  9. Kip, based on your clarification, I believe I got your meaning correct. Please read the recent developments regarding YHZ and the numerous attempts to assign negligence wherever it may stick. I assume you have read the TSB report at MBJ and the numerous places it cites crew deviations from SOP. Do you really want to link that context to YHZ in any way without knowing the facts? We have had this type of discussion before. Do I wish official reports could be done more quickly? Perhaps, but not at the expense of accuracy. The TSB is as under funded as it gets. That is no secret. If it is any consolation, major airlines generally assign delegates to the investigation and, to the extent everyone respects protocol, those who need to know about a pressing threat surfaced in the course of the investigation generally find out as soon as possible. The rest of us just need to wait for our tax dollars to work. Vs
  10. Kip, I don't know why you would speculate on HZ this way. IMO it is unfair to the crew and, quite frankly, throwing needless fuel on a litigation fire. You will no doubt see the differences between a visual approach on a VFR day to a warm destination and a minimums IFR approach on a cold day in a snow storm. And, of course, rather different outcomes. There is an active TSB investigation in progress, please just let it continue. Vs
  11. Trader, one need look no further than yesterday's headlines to see your point: Transport Canada trying to avoid co-defendant status in the YHZ accident by stating they really have no direct responsibility for safety. That ought to be chiseled into a corporate tombstone in Tower C as the epitaph for a multi-layer regime change. Remember the onset of the era of 'a real manager can manage anything'? A failed experiment limping somewhere to die. Instead of real and relevant decisions, we get cotton candy and spin-speak. But I digress.... Vs
  12. The devil will be in the details. IMO though, many states are already doing some form of the recommendations posted above, but in an uncoordinated and sometimes misguided way. At least knowing the standard will forewarn crews what to expect. As for the psychological side, in many ways this is another exercise in trying to know the unknowable. What can one say about the the future mental state be of an individual based on what is seen today? If they solve this, imagine the crimes we could avoid. Shades of 'Minority Report'. Vs
  13. Interesting to see a certified design again. This is vaguely reminiscent of the old Rotary Air Force kits, but I like this one better. As for timeline since the last certified gyroplane, I wonder how long the Air and Space 18A has been out of production. That aircraft actually had a form of a collective pitch and an actual cyclic control, unlike most kits. As a result, it was far more stable and could actually lift off vertically. But it was also heavy, complex and thirsty. The thing that has always struck me about this class of aircraft was the polarity among pilots. Those who said it was simple as dirt, and those represented by the bereaved. There did not seem to be much middle ground. I was never sure if this was due to design, materials, skiil when building the kits or flight training. After watching the video though, I must admit I could picture myself on one of the nine or so days between icing seasons just having a great time ;-) Vs

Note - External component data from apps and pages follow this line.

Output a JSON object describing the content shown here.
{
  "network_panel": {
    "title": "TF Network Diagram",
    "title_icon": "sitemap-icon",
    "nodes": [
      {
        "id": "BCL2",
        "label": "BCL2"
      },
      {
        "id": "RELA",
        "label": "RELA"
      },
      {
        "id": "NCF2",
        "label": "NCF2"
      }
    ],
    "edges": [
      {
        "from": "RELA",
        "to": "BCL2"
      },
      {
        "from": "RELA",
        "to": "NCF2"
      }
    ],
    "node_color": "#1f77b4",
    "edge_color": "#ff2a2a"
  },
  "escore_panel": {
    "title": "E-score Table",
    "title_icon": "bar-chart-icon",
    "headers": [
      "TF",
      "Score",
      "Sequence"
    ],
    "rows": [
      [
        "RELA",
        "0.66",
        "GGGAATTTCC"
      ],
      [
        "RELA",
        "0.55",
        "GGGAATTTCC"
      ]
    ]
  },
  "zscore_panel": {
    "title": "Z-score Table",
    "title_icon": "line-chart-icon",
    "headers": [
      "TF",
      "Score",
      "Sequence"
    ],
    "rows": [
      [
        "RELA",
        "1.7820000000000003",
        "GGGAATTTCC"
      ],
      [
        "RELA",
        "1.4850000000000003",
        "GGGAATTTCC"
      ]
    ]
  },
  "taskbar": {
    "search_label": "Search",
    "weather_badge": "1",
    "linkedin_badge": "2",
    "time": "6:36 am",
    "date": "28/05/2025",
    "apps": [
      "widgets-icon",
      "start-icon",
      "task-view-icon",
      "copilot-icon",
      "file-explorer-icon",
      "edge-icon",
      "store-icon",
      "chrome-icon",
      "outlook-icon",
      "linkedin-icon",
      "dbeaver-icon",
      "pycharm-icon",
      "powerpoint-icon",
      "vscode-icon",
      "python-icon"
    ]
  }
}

  14. Specs, you are correct, TA/RA is active now for PRM approaches.and incorporated in PRM training. Where an abnormal condition in compatible with TCAS or GPWS, the associated procedure normally incorporates setting or disabling the related system - for example, most single engine cases will have the crew turn the TCAS to TA only, as they can't really respond properly to an RA. Flap issues may affect GPWS modes, etc. Air Data system failures can create a whole host of spurious warnings. Vs
  15. Perhaps. I had not heard this. I'm not sure what yardstick is being used as reasonable. It might be that the thresholds are different due to the unusual handling or performance profiles of some military types, but that would be just a WAG. Vs